__TASK ITEM__
Please print the data again exactly as given.

[Collection entries]
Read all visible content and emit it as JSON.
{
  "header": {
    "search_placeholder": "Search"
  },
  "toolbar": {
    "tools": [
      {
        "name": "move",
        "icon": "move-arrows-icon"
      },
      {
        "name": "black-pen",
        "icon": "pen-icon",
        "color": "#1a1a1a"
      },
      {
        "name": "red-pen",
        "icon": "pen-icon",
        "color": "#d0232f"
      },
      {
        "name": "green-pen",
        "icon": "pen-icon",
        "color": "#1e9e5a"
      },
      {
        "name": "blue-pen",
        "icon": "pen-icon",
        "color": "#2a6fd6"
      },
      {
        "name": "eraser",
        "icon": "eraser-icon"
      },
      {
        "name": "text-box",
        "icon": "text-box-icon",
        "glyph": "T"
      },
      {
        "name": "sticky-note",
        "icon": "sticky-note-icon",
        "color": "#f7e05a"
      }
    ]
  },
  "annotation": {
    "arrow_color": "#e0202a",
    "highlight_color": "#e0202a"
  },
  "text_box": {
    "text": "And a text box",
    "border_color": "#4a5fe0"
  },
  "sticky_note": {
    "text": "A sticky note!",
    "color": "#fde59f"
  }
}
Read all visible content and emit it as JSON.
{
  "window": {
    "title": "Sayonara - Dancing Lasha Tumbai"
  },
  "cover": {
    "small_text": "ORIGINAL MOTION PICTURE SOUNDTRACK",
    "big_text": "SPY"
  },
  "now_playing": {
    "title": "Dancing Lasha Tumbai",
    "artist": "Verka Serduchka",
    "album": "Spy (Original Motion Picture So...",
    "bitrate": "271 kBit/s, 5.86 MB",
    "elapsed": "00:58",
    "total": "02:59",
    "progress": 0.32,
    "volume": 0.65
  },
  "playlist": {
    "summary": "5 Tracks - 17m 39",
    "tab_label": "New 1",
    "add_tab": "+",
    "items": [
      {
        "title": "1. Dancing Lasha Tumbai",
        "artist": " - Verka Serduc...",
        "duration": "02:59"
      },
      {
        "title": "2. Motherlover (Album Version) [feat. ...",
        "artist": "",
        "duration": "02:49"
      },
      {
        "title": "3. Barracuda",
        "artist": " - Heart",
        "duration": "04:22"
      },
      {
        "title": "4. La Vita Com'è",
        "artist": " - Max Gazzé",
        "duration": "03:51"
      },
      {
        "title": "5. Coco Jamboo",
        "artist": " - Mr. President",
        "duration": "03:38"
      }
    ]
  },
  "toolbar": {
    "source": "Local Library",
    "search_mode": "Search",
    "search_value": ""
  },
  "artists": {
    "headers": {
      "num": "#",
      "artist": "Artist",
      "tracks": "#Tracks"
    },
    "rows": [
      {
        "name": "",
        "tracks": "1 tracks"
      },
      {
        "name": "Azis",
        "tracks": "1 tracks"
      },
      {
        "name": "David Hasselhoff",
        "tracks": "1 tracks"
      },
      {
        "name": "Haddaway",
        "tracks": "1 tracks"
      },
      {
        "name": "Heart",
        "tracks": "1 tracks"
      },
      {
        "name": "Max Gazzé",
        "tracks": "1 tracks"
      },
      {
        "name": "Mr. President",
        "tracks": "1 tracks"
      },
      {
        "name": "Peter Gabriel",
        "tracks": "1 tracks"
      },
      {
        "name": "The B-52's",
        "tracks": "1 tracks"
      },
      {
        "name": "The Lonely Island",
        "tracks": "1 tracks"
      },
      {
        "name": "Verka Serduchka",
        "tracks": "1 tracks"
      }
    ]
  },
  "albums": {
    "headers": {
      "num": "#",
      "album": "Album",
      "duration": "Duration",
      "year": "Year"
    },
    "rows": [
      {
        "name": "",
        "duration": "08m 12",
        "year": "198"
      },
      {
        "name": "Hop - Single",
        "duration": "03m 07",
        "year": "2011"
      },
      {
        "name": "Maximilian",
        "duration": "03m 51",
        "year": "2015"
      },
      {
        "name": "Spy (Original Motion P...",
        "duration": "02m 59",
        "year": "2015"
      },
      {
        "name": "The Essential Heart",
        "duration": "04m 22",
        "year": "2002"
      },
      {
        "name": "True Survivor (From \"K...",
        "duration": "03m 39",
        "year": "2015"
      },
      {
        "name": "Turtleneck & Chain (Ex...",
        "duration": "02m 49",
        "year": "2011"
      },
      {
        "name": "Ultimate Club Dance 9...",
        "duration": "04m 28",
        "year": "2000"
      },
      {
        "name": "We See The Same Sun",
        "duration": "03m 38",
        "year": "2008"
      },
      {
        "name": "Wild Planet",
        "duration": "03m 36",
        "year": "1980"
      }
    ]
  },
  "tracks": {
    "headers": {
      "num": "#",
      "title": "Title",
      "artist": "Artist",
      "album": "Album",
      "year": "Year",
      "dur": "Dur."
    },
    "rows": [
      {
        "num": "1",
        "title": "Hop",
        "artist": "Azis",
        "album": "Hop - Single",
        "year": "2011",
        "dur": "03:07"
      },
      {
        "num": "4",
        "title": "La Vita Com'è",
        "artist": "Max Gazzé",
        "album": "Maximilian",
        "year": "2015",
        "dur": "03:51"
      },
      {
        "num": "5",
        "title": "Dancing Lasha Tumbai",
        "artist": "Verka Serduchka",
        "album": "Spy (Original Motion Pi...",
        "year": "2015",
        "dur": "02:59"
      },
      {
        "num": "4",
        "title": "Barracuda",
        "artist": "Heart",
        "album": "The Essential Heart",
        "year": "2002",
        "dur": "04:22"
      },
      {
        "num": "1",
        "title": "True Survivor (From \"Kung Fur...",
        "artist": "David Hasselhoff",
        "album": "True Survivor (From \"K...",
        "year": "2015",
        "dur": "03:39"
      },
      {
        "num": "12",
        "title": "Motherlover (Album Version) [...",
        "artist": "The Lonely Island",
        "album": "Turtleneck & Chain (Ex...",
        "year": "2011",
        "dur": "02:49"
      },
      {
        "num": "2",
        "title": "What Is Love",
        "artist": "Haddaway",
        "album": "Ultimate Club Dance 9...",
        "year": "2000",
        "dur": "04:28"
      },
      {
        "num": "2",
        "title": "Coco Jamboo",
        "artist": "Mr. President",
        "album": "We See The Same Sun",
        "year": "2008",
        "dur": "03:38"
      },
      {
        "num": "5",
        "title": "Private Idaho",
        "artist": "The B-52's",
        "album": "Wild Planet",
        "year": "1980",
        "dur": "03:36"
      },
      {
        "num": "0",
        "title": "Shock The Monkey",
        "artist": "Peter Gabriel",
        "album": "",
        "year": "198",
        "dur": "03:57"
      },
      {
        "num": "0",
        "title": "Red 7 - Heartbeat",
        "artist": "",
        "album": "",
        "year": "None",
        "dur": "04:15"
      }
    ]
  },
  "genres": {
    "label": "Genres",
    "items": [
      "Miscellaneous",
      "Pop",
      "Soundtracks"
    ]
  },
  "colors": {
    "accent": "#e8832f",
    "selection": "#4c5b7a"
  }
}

__ANSWER SPACE__
Read all visible content and emit it as JSON.
{
  "header": {
    "search_placeholder": "Search"
  },
  "toolbar": {
    "tools": [
      {
        "name": "move",
        "icon": "move-arrows-icon"
      },
      {
        "name": "black-pen",
        "icon": "pen-icon",
        "color": "#1a1a1a"
      },
      {
        "name": "red-pen",
        "icon": "pen-icon",
        "color": "#d0232f"
      },
      {
        "name": "green-pen",
        "icon": "pen-icon",
        "color": "#1e9e5a"
      },
      {
        "name": "blue-pen",
        "icon": "pen-icon",
        "color": "#2a6fd6"
      },
      {
        "name": "eraser",
        "icon": "eraser-icon"
      },
      {
        "name": "text-box",
        "icon": "text-box-icon",
        "glyph": "T"
      },
      {
        "name": "sticky-note",
        "icon": "sticky-note-icon",
        "color": "#f7e05a"
      }
    ]
  },
  "annotation": {
    "arrow_color": "#e0202a",
    "highlight_color": "#e0202a"
  },
  "text_box": {
    "text": "And a text box",
    "border_color": "#4a5fe0"
  },
  "sticky_note": {
    "text": "A sticky note!",
    "color": "#fde59f"
  }
}
Read all visible content and emit it as JSON.
{
  "window": {
    "title": "Sayonara - Dancing Lasha Tumbai"
  },
  "cover": {
    "small_text": "ORIGINAL MOTION PICTURE SOUNDTRACK",
    "big_text": "SPY"
  },
  "now_playing": {
    "title": "Dancing Lasha Tumbai",
    "artist": "Verka Serduchka",
    "album": "Spy (Original Motion Picture So...",
    "bitrate": "271 kBit/s, 5.86 MB",
    "elapsed": "00:58",
    "total": "02:59",
    "progress": 0.32,
    "volume": 0.65
  },
  "playlist": {
    "summary": "5 Tracks - 17m 39",
    "tab_label": "New 1",
    "add_tab": "+",
    "items": [
      {
        "title": "1. Dancing Lasha Tumbai",
        "artist": " - Verka Serduc...",
        "duration": "02:59"
      },
      {
        "title": "2. Motherlover (Album Version) [feat. ...",
        "artist": "",
        "duration": "02:49"
      },
      {
        "title": "3. Barracuda",
        "artist": " - Heart",
        "duration": "04:22"
      },
      {
        "title": "4. La Vita Com'è",
        "artist": " - Max Gazzé",
        "duration": "03:51"
      },
      {
        "title": "5. Coco Jamboo",
        "artist": " - Mr. President",
        "duration": "03:38"
      }
    ]
  },
  "toolbar": {
    "source": "Local Library",
    "search_mode": "Search",
    "search_value": ""
  },
  "artists": {
    "headers": {
      "num": "#",
      "artist": "Artist",
      "tracks": "#Tracks"
    },
    "rows": [
      {
        "name": "",
        "tracks": "1 tracks"
      },
      {
        "name": "Azis",
        "tracks": "1 tracks"
      },
      {
        "name": "David Hasselhoff",
        "tracks": "1 tracks"
      },
      {
        "name": "Haddaway",
        "tracks": "1 tracks"
      },
      {
        "name": "Heart",
        "tracks": "1 tracks"
      },
      {
        "name": "Max Gazzé",
        "tracks": "1 tracks"
      },
      {
        "name": "Mr. President",
        "tracks": "1 tracks"
      },
      {
        "name": "Peter Gabriel",
        "tracks": "1 tracks"
      },
      {
        "name": "The B-52's",
        "tracks": "1 tracks"
      },
      {
        "name": "The Lonely Island",
        "tracks": "1 tracks"
      },
      {
        "name": "Verka Serduchka",
        "tracks": "1 tracks"
      }
    ]
  },
  "albums": {
    "headers": {
      "num": "#",
      "album": "Album",
      "duration": "Duration",
      "year": "Year"
    },
    "rows": [
      {
        "name": "",
        "duration": "08m 12",
        "year": "198"
      },
      {
        "name": "Hop - Single",
        "duration": "03m 07",
        "year": "2011"
      },
      {
        "name": "Maximilian",
        "duration": "03m 51",
        "year": "2015"
      },
      {
        "name": "Spy (Original Motion P...",
        "duration": "02m 59",
        "year": "2015"
      },
      {
        "name": "The Essential Heart",
        "duration": "04m 22",
        "year": "2002"
      },
      {
        "name": "True Survivor (From \"K...",
        "duration": "03m 39",
        "year": "2015"
      },
      {
        "name": "Turtleneck & Chain (Ex...",
        "duration": "02m 49",
        "year": "2011"
      },
      {
        "name": "Ultimate Club Dance 9...",
        "duration": "04m 28",
        "year": "2000"
      },
      {
        "name": "We See The Same Sun",
        "duration": "03m 38",
        "year": "2008"
      },
      {
        "name": "Wild Planet",
        "duration": "03m 36",
        "year": "1980"
      }
    ]
  },
  "tracks": {
    "headers": {
      "num": "#",
      "title": "Title",
      "artist": "Artist",
      "album": "Album",
      "year": "Year",
      "dur": "Dur."
    },
    "rows": [
      {
        "num": "1",
        "title": "Hop",
        "artist": "Azis",
        "album": "Hop - Single",
        "year": "2011",
        "dur": "03:07"
      },
      {
        "num": "4",
        "title": "La Vita Com'è",
        "artist": "Max Gazzé",
        "album": "Maximilian",
        "year": "2015",
        "dur": "03:51"
      },
      {
        "num": "5",
        "title": "Dancing Lasha Tumbai",
        "artist": "Verka Serduchka",
        "album": "Spy (Original Motion Pi...",
        "year": "2015",
        "dur": "02:59"
      },
      {
        "num": "4",
        "title": "Barracuda",
        "artist": "Heart",
        "album": "The Essential Heart",
        "year": "2002",
        "dur": "04:22"
      },
      {
        "num": "1",
        "title": "True Survivor (From \"Kung Fur...",
        "artist": "David Hasselhoff",
        "album": "True Survivor (From \"K...",
        "year": "2015",
        "dur": "03:39"
      },
      {
        "num": "12",
        "title": "Motherlover (Album Version) [...",
        "artist": "The Lonely Island",
        "album": "Turtleneck & Chain (Ex...",
        "year": "2011",
        "dur": "02:49"
      },
      {
        "num": "2",
        "title": "What Is Love",
        "artist": "Haddaway",
        "album": "Ultimate Club Dance 9...",
        "year": "2000",
        "dur": "04:28"
      },
      {
        "num": "2",
        "title": "Coco Jamboo",
        "artist": "Mr. President",
        "album": "We See The Same Sun",
        "year": "2008",
        "dur": "03:38"
      },
      {
        "num": "5",
        "title": "Private Idaho",
        "artist": "The B-52's",
        "album": "Wild Planet",
        "year": "1980",
        "dur": "03:36"
      },
      {
        "num": "0",
        "title": "Shock The Monkey",
        "artist": "Peter Gabriel",
        "album": "",
        "year": "198",
        "dur": "03:57"
      },
      {
        "num": "0",
        "title": "Red 7 - Heartbeat",
        "artist": "",
        "album": "",
        "year": "None",
        "dur": "04:15"
      }
    ]
  },
  "genres": {
    "label": "Genres",
    "items": [
      "Miscellaneous",
      "Pop",
      "Soundtracks"
    ]
  },
  "colors": {
    "accent": "#e8832f",
    "selection": "#4c5b7a"
  }
}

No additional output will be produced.